Thunderbird AIR AR Glasses Unboxing and Review

I came across this product while browsing videos and discovered that it stands out from other AR devices due to its portable large-screen functionality.

You can use it as a portable display, similar to the head-mounted theater device from a well-known company, but it’s lighter in weight and has a simpler connection method.

Originally, I intended to use it for gaming because whenever I turned on the TV at home, the kids would gather around to watch… but in practice, it didn’t work out well. I’ll explain the details later.

I bought it during the 618 shopping festival, and the total cost, including the HDMI and wireless screen mirroring kit, was over 3400. However, I never got around to testing it until recently when I remembered to unbox and try it out.

Main specifications:

  1. Weight: 69g for the glasses alone, 75g with the lenses attached.
  2. Sony OLED panel with a physical resolution of 1920×1080 per eye, utilizing the polarized BirdBath optical solution.
  3. USB-C with DP connection for direct power supply via a computer or smartphone USB-C port. The data cable is non-detachable and connected to the leg of the glasses.

Regarding wearing comfort:
Overall, the appearance is decent, and once you put them on, they closely resemble ordinary sunglasses. If not for the dangling cable, you wouldn’t be able to tell the difference from regular sunglasses from a distance of 2 meters.

The weight is manageable, and wearing them for an hour is not too tiring. However, the forehead area can get hot, reaching a temperature of around 41 degrees Celsius. When you take them off, you might notice a slight sweat on your forehead, but it’s much better than the discomfort of VR headsets.

The glasses’ legs are similar to regular eyeglasses, and you can lie on your side while wearing them. However, adjusting the position of the glasses is quite challenging. It’s better to sit or lie down to watch.

Regarding connectivity:
A single USB-C cable can connect to devices with DP output. For example, Android smartphones, tablets, and laptops.

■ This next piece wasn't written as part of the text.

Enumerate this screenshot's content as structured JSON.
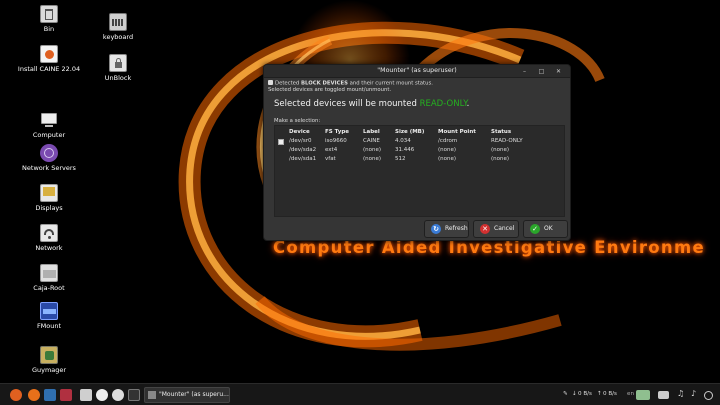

Apple iPhones are not compatible and require a wireless screen mirroring adapter. Mac computers work fine, and devices like iPad Pro and iPad Mini with USB-C ports also work, although there is currently a bug preventing volume adjustment on iPads.

For game consoles or devices with HDMI output, you need an adapter to convert HDMI to USB-C output. Since HDMI cannot provide power, the adapter needs to be connected to a PD power source. Of course, a power bank can also be used.

About the visual experience:
Each eye has a resolution of 1920×1080, and the contrast of the OLED panel is decent, with a color gamut exceeding 100% sRGB.

The official claim is that the screen size is equivalent to a 140-inch display at a distance of 4 meters. However, the actual experience depends on the contrast between the screen and the surrounding environment. For example, if you look at a distant wall, it feels like a 140-inch screen. But if you focus on a nearby object, it feels more like a 32-inch TV.

The colors are vibrant, and the picture looks comfortable in bright scenes. However, dark areas are disappointing, with unnatural transitions between pure black and gray. Watching movies with dark details can result in severe pixelation. Overall, the color balance tends to be warmer.

The clarity is reasonably high, without any noticeable screen-door effect. There is some slight chromatic aberration and blurriness at the edges of the screen, but it’s much better than the experience with devices like the Quest 2. However, when viewing text in a point-to-point manner, it can still be tiring. Increasing the Windows desktop zoom to 150% provides a more suitable experience.

Playing games can be uncomfortable because the screen moves along with your head. Wherever you turn your head, the screen remains fixed in that position, unlike VR where the screen is fixed in space. This makes it tiring to view the edges of the screen during gaming. For example, if the UI is in the corners, when you normally watch TV, you can easily see it by slightly turning your head. But with this device, when you move your head, the entire screen moves, and your visual center is always at the center of the screen. To see the UI or subtitles in the corners, you have to move your eyes! It’s exhausting… However, for watching movies or binge-watching, it’s tolerable. Generally, watching for up to 1 hour doesn’t cause much fatigue. The sound comes from the glasses’ legs, and the quality is average. It has a reasonably loud external speaker, but in public settings, it’s better to use Bluetooth headphones.

About the lenses:
If you require prescription lenses, you can contact the manufacturer for customized lenses that are installed on the inside of the glasses. They are lightweight but appear to come at an additional cost.

That’s about it… For me, it’s not particularly practical, but it’s suitable for those who love watching movies or frequently travel.